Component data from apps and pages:
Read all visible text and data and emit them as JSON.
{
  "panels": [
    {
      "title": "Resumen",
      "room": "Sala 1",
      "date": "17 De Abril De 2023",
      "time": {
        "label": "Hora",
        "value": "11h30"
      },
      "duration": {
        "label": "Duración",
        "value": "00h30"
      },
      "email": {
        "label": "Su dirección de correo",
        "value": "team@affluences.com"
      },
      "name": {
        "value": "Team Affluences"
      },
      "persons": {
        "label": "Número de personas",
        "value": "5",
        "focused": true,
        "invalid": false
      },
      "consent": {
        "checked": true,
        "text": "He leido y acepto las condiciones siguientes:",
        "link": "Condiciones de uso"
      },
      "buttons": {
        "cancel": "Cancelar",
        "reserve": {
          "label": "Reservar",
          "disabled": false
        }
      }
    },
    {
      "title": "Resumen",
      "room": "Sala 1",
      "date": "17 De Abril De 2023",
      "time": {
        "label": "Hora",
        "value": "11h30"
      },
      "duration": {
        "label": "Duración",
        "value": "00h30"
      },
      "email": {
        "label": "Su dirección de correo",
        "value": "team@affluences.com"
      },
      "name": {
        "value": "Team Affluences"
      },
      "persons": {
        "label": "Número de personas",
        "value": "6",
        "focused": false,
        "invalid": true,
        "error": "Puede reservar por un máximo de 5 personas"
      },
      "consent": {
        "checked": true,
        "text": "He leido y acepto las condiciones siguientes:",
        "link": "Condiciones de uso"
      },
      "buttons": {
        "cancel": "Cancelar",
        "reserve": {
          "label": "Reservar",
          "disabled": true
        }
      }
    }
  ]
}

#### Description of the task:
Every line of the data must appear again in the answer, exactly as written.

#### Your solution:
Read all visible text and data and emit them as JSON.
{
  "panels": [
    {
      "title": "Resumen",
      "room": "Sala 1",
      "date": "17 De Abril De 2023",
      "time": {
        "label": "Hora",
        "value": "11h30"
      },
      "duration": {
        "label": "Duración",
        "value": "00h30"
      },
      "email": {
        "label": "Su dirección de correo",
        "value": "team@affluences.com"
      },
      "name": {
        "value": "Team Affluences"
      },
      "persons": {
        "label": "Número de personas",
        "value": "5",
        "focused": true,
        "invalid": false
      },
      "consent": {
        "checked": true,
        "text": "He leido y acepto las condiciones siguientes:",
        "link": "Condiciones de uso"
      },
      "buttons": {
        "cancel": "Cancelar",
        "reserve": {
          "label": "Reservar",
          "disabled": false
        }
      }
    },
    {
      "title": "Resumen",
      "room": "Sala 1",
      "date": "17 De Abril De 2023",
      "time": {
        "label": "Hora",
        "value": "11h30"
      },
      "duration": {
        "label": "Duración",
        "value": "00h30"
      },
      "email": {
        "label": "Su dirección de correo",
        "value": "team@affluences.com"
      },
      "name": {
        "value": "Team Affluences"
      },
      "persons": {
        "label": "Número de personas",
        "value": "6",
        "focused": false,
        "invalid": true,
        "error": "Puede reservar por un máximo de 5 personas"
      },
      "consent": {
        "checked": true,
        "text": "He leido y acepto las condiciones siguientes:",
        "link": "Condiciones de uso"
      },
      "buttons": {
        "cancel": "Cancelar",
        "reserve": {
          "label": "Reservar",
          "disabled": true
        }
      }
    }
  ]
}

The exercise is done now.